The British Indian Ocean Territory (BIOT) is an ideal study system, with the highest fish and shark biomass in the Indian Ocean due to the Marine Protected Area (MPA).
To answer these questions, I am currently evaluating how large bodied predators like sharks influence coral reef fishes in their morphology, diet and composition. Additionally, I determine if these effects cascade down the food web by evaluating how herbivorous (i.e. consume algae) and corallivorous fishes (i.e. consume corals) control developing coral reef benthic communities.

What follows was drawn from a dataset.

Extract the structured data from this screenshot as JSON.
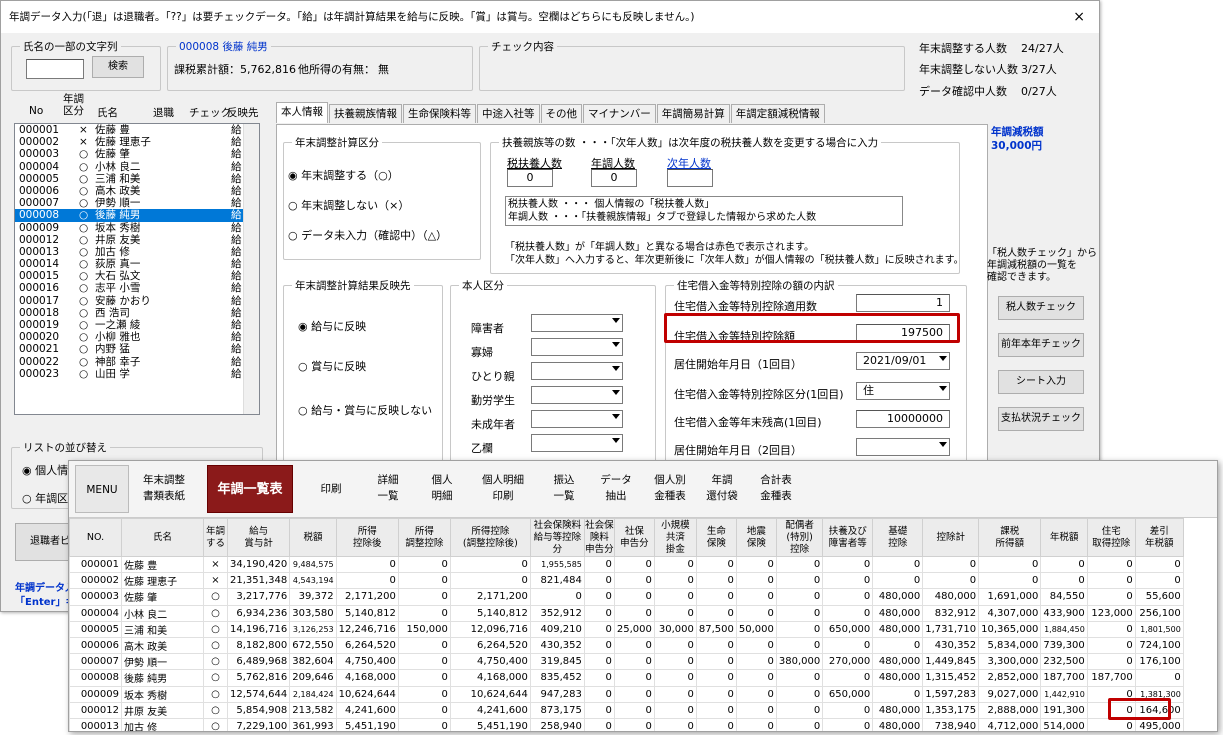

Using BIOT as my study system, I am able to combine both observational and experimental fieldworks to disentangle the importance of consumers in coral reef food webs.
I’m fascinated by the diverse species interactions on coral reefs and their ecological consequences for the rest of the ecosystem.
Coral Reef ResilienceCoral Reef Fish in the British Indian Ocean Territory
I currently work on patterns of diversity on coral reefs from the microbial scale on individual coral colonies to macroecological patterns of benthic organisms.
Additionally, I am interested in evaluating food webs and the role of consumers in other habitats and determining if there are generalizations in mechanisms or patterns across systems.